October now on our 2013 recap and we are looking at one of our favourite talks fron the wonderful TEDx Brighton – all about creating new fron old – and whether copyright law actually lets us…
One of my most favourite talks at TEDx Brighton last week was by Chris Evans-Roberts from Ithaca Audio - a Brighton based music production company which specialises in the remixing of audio and visual clips to create new, mashup styled content. This appeals not only to my creative brain, but also to my contemporary classical musical brain – the two of which occasional have outings together along a similar sampling / mashup way.
Using a short 2 bar clip from the Shaft theme, Evans-Roberts demonstrated how similar the musical structure was to a section of the Imperial Theme from Star Wars by (personal hero) John Williams.
Very similar indeed. They fitted.
So you can overlay each one, with a few others and create something entirely new – from a mound of carefully collected, curated and clipped samples. (for the geeks out there, my favourite at present is the pounding string section in Stravinsky’s Rite of Spring and the main theme to Jaws.

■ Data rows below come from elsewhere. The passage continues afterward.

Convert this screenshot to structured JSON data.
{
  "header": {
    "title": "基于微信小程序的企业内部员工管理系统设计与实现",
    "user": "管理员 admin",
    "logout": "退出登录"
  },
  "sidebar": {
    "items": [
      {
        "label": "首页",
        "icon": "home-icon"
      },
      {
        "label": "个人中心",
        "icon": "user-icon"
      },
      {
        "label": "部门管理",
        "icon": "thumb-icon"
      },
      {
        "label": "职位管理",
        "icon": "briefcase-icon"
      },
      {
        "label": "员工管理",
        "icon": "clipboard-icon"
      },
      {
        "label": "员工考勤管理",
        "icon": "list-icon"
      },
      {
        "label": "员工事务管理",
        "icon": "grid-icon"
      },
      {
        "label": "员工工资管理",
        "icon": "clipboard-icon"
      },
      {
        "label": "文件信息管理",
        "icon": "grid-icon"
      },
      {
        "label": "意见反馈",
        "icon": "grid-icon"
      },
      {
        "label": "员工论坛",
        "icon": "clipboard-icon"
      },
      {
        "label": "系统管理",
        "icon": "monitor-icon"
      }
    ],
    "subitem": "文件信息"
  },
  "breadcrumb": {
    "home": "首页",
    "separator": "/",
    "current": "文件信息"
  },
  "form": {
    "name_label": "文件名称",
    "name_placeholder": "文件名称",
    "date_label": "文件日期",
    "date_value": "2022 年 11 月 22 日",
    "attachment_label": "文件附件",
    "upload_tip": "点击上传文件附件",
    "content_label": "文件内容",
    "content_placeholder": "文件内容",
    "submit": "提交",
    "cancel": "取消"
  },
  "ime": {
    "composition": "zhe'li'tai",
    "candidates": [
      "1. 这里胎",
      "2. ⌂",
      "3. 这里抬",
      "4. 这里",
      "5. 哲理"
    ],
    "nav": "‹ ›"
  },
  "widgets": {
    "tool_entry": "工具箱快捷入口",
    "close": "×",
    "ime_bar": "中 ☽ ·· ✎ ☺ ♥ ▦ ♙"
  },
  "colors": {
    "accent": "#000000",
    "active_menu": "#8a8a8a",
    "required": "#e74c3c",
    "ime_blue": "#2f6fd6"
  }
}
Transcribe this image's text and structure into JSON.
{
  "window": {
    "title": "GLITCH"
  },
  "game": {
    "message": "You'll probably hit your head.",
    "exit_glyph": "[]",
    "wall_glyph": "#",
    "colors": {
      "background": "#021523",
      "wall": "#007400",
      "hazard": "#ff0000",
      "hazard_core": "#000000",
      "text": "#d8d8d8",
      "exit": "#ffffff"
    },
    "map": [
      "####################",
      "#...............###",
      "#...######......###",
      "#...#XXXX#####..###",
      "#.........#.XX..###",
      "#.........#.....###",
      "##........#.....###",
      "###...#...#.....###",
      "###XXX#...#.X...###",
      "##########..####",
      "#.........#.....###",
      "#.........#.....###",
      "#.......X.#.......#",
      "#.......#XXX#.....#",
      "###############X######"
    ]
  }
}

Pretty much identical. Note to self – will have to do something with this)
Add into the mix the video clips and a live mash up performance and you have got a real performance, based on the (previous) work of others.
But, due to copyright law, is this allowed? Is it a perfect example of the creative recycling of audio and visual, or is it theft? We are so used to creating pieces that we share immediately with everyone that we are growing to expect that sharing is allowed. Sharing feels encouraged, but can we create new pieces from this shared content and how does the law fit in?
Evans-Roberts demonstrated the frustrations with standard copyright laws, which are so hugely complicated that there is not often one answer.
But could that be changed? With Creative Commons licensing, creators can choose to allow people to use – and build on – their work. You can encourage people to develop it.
And why is this really exciting? Because it shows a new way of thinking about the generation of content, and new content in that. And whilst this stretches to audio, visual content, could it stretch further in the future? Could we put design – in the widest sense – into the realms of CC licencing? Could this be the foundation that a flood of open source thinking can spring from with design?
It is a fascinating area indeed, and one that we think will really influence the design sphere…
(video by Ithaca Audio)